"""

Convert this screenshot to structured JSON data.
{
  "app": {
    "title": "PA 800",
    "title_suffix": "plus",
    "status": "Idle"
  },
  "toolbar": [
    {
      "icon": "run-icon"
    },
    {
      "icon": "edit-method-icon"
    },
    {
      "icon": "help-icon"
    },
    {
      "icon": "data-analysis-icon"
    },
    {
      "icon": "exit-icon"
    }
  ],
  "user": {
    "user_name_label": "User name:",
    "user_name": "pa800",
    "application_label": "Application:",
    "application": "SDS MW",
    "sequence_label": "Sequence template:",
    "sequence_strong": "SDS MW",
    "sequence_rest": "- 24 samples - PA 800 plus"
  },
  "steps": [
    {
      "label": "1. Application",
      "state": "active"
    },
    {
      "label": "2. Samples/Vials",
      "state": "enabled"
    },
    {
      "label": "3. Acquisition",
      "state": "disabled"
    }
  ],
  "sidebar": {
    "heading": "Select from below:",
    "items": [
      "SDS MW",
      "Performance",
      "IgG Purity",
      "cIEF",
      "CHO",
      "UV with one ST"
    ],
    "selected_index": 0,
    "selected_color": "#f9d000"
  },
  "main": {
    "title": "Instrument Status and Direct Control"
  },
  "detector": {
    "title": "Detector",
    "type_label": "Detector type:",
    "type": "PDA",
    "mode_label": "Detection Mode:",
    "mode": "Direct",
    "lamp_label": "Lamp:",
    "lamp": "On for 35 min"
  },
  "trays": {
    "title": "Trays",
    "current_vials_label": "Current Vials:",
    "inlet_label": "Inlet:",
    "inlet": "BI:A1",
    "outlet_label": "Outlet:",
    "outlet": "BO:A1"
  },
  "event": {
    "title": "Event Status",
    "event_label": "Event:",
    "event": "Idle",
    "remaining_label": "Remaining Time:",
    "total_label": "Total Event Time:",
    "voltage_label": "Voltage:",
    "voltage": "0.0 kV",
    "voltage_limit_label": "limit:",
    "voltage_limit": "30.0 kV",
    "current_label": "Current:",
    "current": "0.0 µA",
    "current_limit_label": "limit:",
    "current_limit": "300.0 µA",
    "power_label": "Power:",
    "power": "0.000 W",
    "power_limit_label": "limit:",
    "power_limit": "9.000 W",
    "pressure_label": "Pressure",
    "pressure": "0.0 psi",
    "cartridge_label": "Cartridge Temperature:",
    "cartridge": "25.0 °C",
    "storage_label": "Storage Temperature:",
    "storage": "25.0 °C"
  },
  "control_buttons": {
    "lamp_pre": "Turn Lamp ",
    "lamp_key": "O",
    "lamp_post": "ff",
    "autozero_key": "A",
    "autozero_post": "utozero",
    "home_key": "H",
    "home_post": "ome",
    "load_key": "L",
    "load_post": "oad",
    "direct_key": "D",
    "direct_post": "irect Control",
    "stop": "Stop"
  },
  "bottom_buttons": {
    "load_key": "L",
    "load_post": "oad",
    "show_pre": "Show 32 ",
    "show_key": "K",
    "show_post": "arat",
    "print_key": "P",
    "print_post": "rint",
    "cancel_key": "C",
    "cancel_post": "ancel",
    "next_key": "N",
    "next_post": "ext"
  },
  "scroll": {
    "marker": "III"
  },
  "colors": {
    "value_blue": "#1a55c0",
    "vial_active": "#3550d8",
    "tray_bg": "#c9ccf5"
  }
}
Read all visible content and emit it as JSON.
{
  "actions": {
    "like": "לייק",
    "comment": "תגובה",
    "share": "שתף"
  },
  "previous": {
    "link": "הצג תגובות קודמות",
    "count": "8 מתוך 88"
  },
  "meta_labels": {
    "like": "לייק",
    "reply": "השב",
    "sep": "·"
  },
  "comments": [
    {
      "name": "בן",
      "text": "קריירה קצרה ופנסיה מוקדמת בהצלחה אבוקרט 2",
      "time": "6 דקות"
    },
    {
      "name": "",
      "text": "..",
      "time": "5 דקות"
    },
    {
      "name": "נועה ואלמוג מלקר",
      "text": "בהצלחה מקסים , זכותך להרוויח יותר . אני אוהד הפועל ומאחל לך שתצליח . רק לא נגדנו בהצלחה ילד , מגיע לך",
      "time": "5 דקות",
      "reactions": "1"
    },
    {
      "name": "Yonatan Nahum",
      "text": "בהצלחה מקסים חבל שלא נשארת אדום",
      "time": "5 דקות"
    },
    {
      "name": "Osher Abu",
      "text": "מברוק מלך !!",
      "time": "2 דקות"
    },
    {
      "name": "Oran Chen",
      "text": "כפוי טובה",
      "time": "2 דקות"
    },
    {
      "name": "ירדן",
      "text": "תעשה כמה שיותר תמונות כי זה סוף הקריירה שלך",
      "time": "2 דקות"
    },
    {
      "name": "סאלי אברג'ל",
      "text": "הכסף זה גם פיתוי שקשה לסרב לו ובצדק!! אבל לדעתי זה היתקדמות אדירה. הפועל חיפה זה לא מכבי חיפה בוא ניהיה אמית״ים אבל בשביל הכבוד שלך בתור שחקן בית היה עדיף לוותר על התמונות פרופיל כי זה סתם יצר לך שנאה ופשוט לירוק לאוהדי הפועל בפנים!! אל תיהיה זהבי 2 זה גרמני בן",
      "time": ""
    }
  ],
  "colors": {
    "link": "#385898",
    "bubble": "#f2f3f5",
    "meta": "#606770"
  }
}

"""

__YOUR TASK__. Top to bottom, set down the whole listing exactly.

__ANSWER TO THIS PROBLEM__.
Convert this screenshot to structured JSON data.
{
  "app": {
    "title": "PA 800",
    "title_suffix": "plus",
    "status": "Idle"
  },
  "toolbar": [
    {
      "icon": "run-icon"
    },
    {
      "icon": "edit-method-icon"
    },
    {
      "icon": "help-icon"
    },
    {
      "icon": "data-analysis-icon"
    },
    {
      "icon": "exit-icon"
    }
  ],
  "user": {
    "user_name_label": "User name:",
    "user_name": "pa800",
    "application_label": "Application:",
    "application": "SDS MW",
    "sequence_label": "Sequence template:",
    "sequence_strong": "SDS MW",
    "sequence_rest": "- 24 samples - PA 800 plus"
  },
  "steps": [
    {
      "label": "1. Application",
      "state": "active"
    },
    {
      "label": "2. Samples/Vials",
      "state": "enabled"
    },
    {
      "label": "3. Acquisition",
      "state": "disabled"
    }
  ],
  "sidebar": {
    "heading": "Select from below:",
    "items": [
      "SDS MW",
      "Performance",
      "IgG Purity",
      "cIEF",
      "CHO",
      "UV with one ST"
    ],
    "selected_index": 0,
    "selected_color": "#f9d000"
  },
  "main": {
    "title": "Instrument Status and Direct Control"
  },
  "detector": {
    "title": "Detector",
    "type_label": "Detector type:",
    "type": "PDA",
    "mode_label": "Detection Mode:",
    "mode": "Direct",
    "lamp_label": "Lamp:",
    "lamp": "On for 35 min"
  },
  "trays": {
    "title": "Trays",
    "current_vials_label": "Current Vials:",
    "inlet_label": "Inlet:",
    "inlet": "BI:A1",
    "outlet_label": "Outlet:",
    "outlet": "BO:A1"
  },
  "event": {
    "title": "Event Status",
    "event_label": "Event:",
    "event": "Idle",
    "remaining_label": "Remaining Time:",
    "total_label": "Total Event Time:",
    "voltage_label": "Voltage:",
    "voltage": "0.0 kV",
    "voltage_limit_label": "limit:",
    "voltage_limit": "30.0 kV",
    "current_label": "Current:",
    "current": "0.0 µA",
    "current_limit_label": "limit:",
    "current_limit": "300.0 µA",
    "power_label": "Power:",
    "power": "0.000 W",
    "power_limit_label": "limit:",
    "power_limit": "9.000 W",
    "pressure_label": "Pressure",
    "pressure": "0.0 psi",
    "cartridge_label": "Cartridge Temperature:",
    "cartridge": "25.0 °C",
    "storage_label": "Storage Temperature:",
    "storage": "25.0 °C"
  },
  "control_buttons": {
    "lamp_pre": "Turn Lamp ",
    "lamp_key": "O",
    "lamp_post": "ff",
    "autozero_key": "A",
    "autozero_post": "utozero",
    "home_key": "H",
    "home_post": "ome",
    "load_key": "L",
    "load_post": "oad",
    "direct_key": "D",
    "direct_post": "irect Control",
    "stop": "Stop"
  },
  "bottom_buttons": {
    "load_key": "L",
    "load_post": "oad",
    "show_pre": "Show 32 ",
    "show_key": "K",
    "show_post": "arat",
    "print_key": "P",
    "print_post": "rint",
    "cancel_key": "C",
    "cancel_post": "ancel",
    "next_key": "N",
    "next_post": "ext"
  },
  "scroll": {
    "marker": "III"
  },
  "colors": {
    "value_blue": "#1a55c0",
    "vial_active": "#3550d8",
    "tray_bg": "#c9ccf5"
  }
}
Read all visible content and emit it as JSON.
{
  "actions": {
    "like": "לייק",
    "comment": "תגובה",
    "share": "שתף"
  },
  "previous": {
    "link": "הצג תגובות קודמות",
    "count": "8 מתוך 88"
  },
  "meta_labels": {
    "like": "לייק",
    "reply": "השב",
    "sep": "·"
  },
  "comments": [
    {
      "name": "בן",
      "text": "קריירה קצרה ופנסיה מוקדמת בהצלחה אבוקרט 2",
      "time": "6 דקות"
    },
    {
      "name": "",
      "text": "..",
      "time": "5 דקות"
    },
    {
      "name": "נועה ואלמוג מלקר",
      "text": "בהצלחה מקסים , זכותך להרוויח יותר . אני אוהד הפועל ומאחל לך שתצליח . רק לא נגדנו בהצלחה ילד , מגיע לך",
      "time": "5 דקות",
      "reactions": "1"
    },
    {
      "name": "Yonatan Nahum",
      "text": "בהצלחה מקסים חבל שלא נשארת אדום",
      "time": "5 דקות"
    },
    {
      "name": "Osher Abu",
      "text": "מברוק מלך !!",
      "time": "2 דקות"
    },
    {
      "name": "Oran Chen",
      "text": "כפוי טובה",
      "time": "2 דקות"
    },
    {
      "name": "ירדן",
      "text": "תעשה כמה שיותר תמונות כי זה סוף הקריירה שלך",
      "time": "2 דקות"
    },
    {
      "name": "סאלי אברג'ל",
      "text": "הכסף זה גם פיתוי שקשה לסרב לו ובצדק!! אבל לדעתי זה היתקדמות אדירה. הפועל חיפה זה לא מכבי חיפה בוא ניהיה אמית״ים אבל בשביל הכבוד שלך בתור שחקן בית היה עדיף לוותר על התמונות פרופיל כי זה סתם יצר לך שנאה ופשוט לירוק לאוהדי הפועל בפנים!! אל תיהיה זהבי 2 זה גרמני בן",
      "time": ""
    }
  ],
  "colors": {
    "link": "#385898",
    "bubble": "#f2f3f5",
    "meta": "#606770"
  }
}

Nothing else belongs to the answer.